In Macbeth, the overarching meta-symbol was the cauldron: the ingredients in the play were symbols of the ingredients in the cauldron that in turn were symbols of the ingredients in the poisoned chalice: the blood that sealed Satan’s death.
In Hamlet, the entire play is the vessel containing the ingredients given to him by his father. God, the father, gave Jesus, his beloved son the metaphorical cup (his mission) from which he drank in order to fulfil the law and ‘poison’ Satan. Likewise the spirit of Hamlet’s father gives him a metaphorical cup from which to drink that sacrifices his son’s life to fulfil the law and seal the death of the tyrant Claudius.
One day, a young Dane with a beautiful wife and two fine children gets a mysterious letter. Although they love each other deeply, he has been out of work for several years and they have been forced to live in squalid conditions. They have very little money, a very small TV, and have to eat cheap, unhealthy food.
The letter is an answer to their prayers. It was from a firm of expensive lawyers. A very wealthy, distant cousin has died leaving his entire estate to the young man: a great fortune and a fabulous new house.
As soon as they could, they moved into the new house. The children had bedroom suites to themselves, there were 60” TV’s in every room, and the huge fridge was stuffed full with delicious goodies.
The house was big, and bright, and beautiful. It had an indoor heated pool, a Jacuzzi, and fully-fitted gym. The garden was full of roses and they had a lovely view over the state of Denmark.
They were blissfully happy. Even the ‘funny smell’ they all noticed at first didn’t matter at all. They knew they’d just get used to it.
After about a year, they found that not only was the ‘funny smell’ not so funny, but their health was deteriorating. Although they had everything they’d always dreamt of, they could not really enjoy any of it. They could never get a good night’s sleep. They had awful nightmares. The doctors were puzzled. The surveyors could find no cause for the ‘funny smell’.
After another year, they had spent all their money, they all became incurably sick. And eventually they all died from unknown causes.
The estate was sold, and the new buyers had heard all about the plight of the tragic young couple. Rumours were rife about a ‘haunted house’ or the ‘curse’ they had inherited, etc. So they tore down the entire edifice and began to dig a whole new foundation.
What they found, buried deep beneath astonished them. It was an ancient plumbing system of great beauty and intricacy. Every small detail was preserved. It was perfect in every way. It was even still functional, but deep inside, totally rotten. The rotting human waste and excrement from ages past was sending off noxious gas, and toxins were seeping into the new water supply.
It seems the original builder of the house, the rich cousin, was so enamoured with, so attached to the magnificence of the traditional plumbing system used by his ancestors, when he built the new house, he did not have the heart to get rid of it. He simply kept the old plumbing system entire and plumbed in the new system on top of it.

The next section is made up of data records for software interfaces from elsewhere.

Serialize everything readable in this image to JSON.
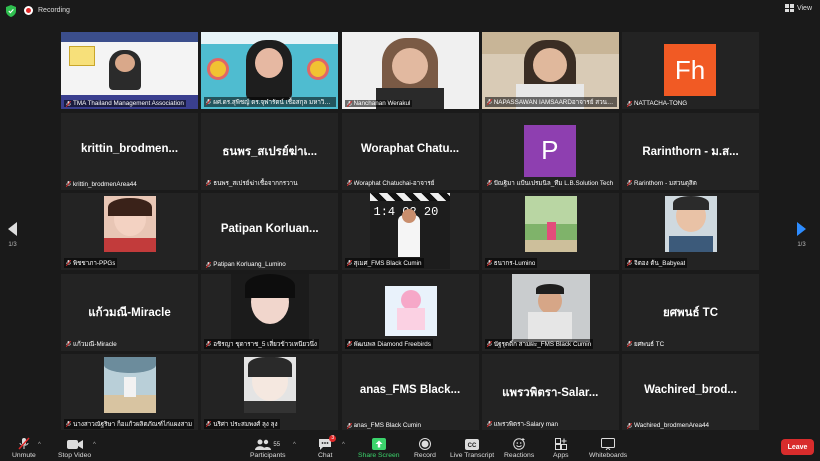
{
  "topbar": {
    "recording_label": "Recording",
    "view_label": "View"
  },
  "pager": {
    "left_label": "1/3",
    "right_label": "1/3"
  },
  "tiles": [
    {
      "label": "TMA Thailand Management Association",
      "kind": "video-presenter",
      "muted": true
    },
    {
      "label": "ผศ.ดร.สุพิชญ์ ดร.จุฬารัตน์ เชื้อสกุล มหาวิทยา...",
      "kind": "video-woman",
      "muted": true
    },
    {
      "label": "Nanchanan Werakul",
      "kind": "video-werakul",
      "muted": true
    },
    {
      "label": "NAPASSAWAN IAMSAARDอาจารย์ สวนดุสิต",
      "kind": "video-napassawan",
      "muted": true
    },
    {
      "label": "NATTACHA-TONG",
      "kind": "avatar",
      "avatar_text": "Fh",
      "avatar_color": "#f15a24",
      "muted": true
    },
    {
      "label": "krittin_brodmenArea44",
      "kind": "name",
      "big": "krittin_brodmen...",
      "muted": true
    },
    {
      "label": "ธนพร_สเปรย์ฆ่าเชื้อจากกรวาน",
      "kind": "name",
      "big": "ธนพร_สเปรย์ฆ่าเ...",
      "muted": true
    },
    {
      "label": "Woraphat Chatuchai-อาจารย์",
      "kind": "name",
      "big": "Woraphat  Chatu...",
      "muted": true
    },
    {
      "label": "ปัณฐิมา แป้นเปรมนิล_ทีม L.B.Solution Tech",
      "kind": "avatar",
      "avatar_text": "P",
      "avatar_color": "#8e3fb0",
      "muted": true
    },
    {
      "label": "Rarinthorn - มสวนดุสิต",
      "kind": "name",
      "big": "Rarinthorn - ม.ส...",
      "muted": true
    },
    {
      "label": "พิชชาภา-PPGs",
      "kind": "photo",
      "photo": "girl",
      "muted": true
    },
    {
      "label": "Patipan Korluang_Lumino",
      "kind": "name",
      "big": "Patipan  Korluan...",
      "muted": true
    },
    {
      "label": "สุเมศ_FMS Black Cumin",
      "kind": "photo",
      "photo": "clapper",
      "muted": true
    },
    {
      "label": "ธนากร-Lumino",
      "kind": "photo",
      "photo": "park",
      "muted": true
    },
    {
      "label": "จิตอง ต้น_Babyeat",
      "kind": "photo",
      "photo": "boy",
      "muted": true
    },
    {
      "label": "แก้วมณี-Miracle",
      "kind": "name",
      "big": "แก้วมณี-Miracle",
      "muted": true
    },
    {
      "label": "อชิรญา ชุดาราช_5 เสี่ยวข้าวเหนียวนึ่ง",
      "kind": "photo",
      "photo": "portrait",
      "muted": true
    },
    {
      "label": "พัฒนพล Diamond Freebirds",
      "kind": "photo",
      "photo": "pinkchar",
      "muted": true
    },
    {
      "label": "นัฐรุตติ์ก สามผะ_FMS Black Cumin",
      "kind": "photo",
      "photo": "man",
      "muted": true
    },
    {
      "label": "ยศพนธ์ TC",
      "kind": "name",
      "big": "ยศพนธ์ TC",
      "muted": true
    },
    {
      "label": "นางสาวณัฐริษา ก็อแก้วผลิตภัณฑ์ไก่แผงสาม",
      "kind": "photo",
      "photo": "beach",
      "muted": true
    },
    {
      "label": "นริศา ประสมพงศ์ ลุง ลุง",
      "kind": "photo",
      "photo": "anime",
      "muted": true
    },
    {
      "label": "anas_FMS Black Cumin",
      "kind": "name",
      "big": "anas_FMS  Black...",
      "muted": true
    },
    {
      "label": "แพรวพิตรา-Salary man",
      "kind": "name",
      "big": "แพรวพิตรา-Salar...",
      "muted": true
    },
    {
      "label": "Wachired_brodmenArea44",
      "kind": "name",
      "big": "Wachired_brod...",
      "muted": true
    }
  ],
  "toolbar": {
    "unmute": "Unmute",
    "stop_video": "Stop Video",
    "participants": "Participants",
    "participants_count": "55",
    "chat": "Chat",
    "chat_badge": "3",
    "share_screen": "Share Screen",
    "record": "Record",
    "live_transcript": "Live Transcript",
    "reactions": "Reactions",
    "apps": "Apps",
    "whiteboards": "Whiteboards",
    "leave": "Leave"
  },
  "colors": {
    "speaking_outline": "#c8e63c",
    "share_green": "#3bd46c",
    "leave_red": "#d82c2c",
    "muted_red": "#e02828"
  }
}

Now the cause of the old problem had been found, it was easy to cut it all out, place it in a museum where it could still be a valuable source of knowledge, and build another new house on clean, solid foundations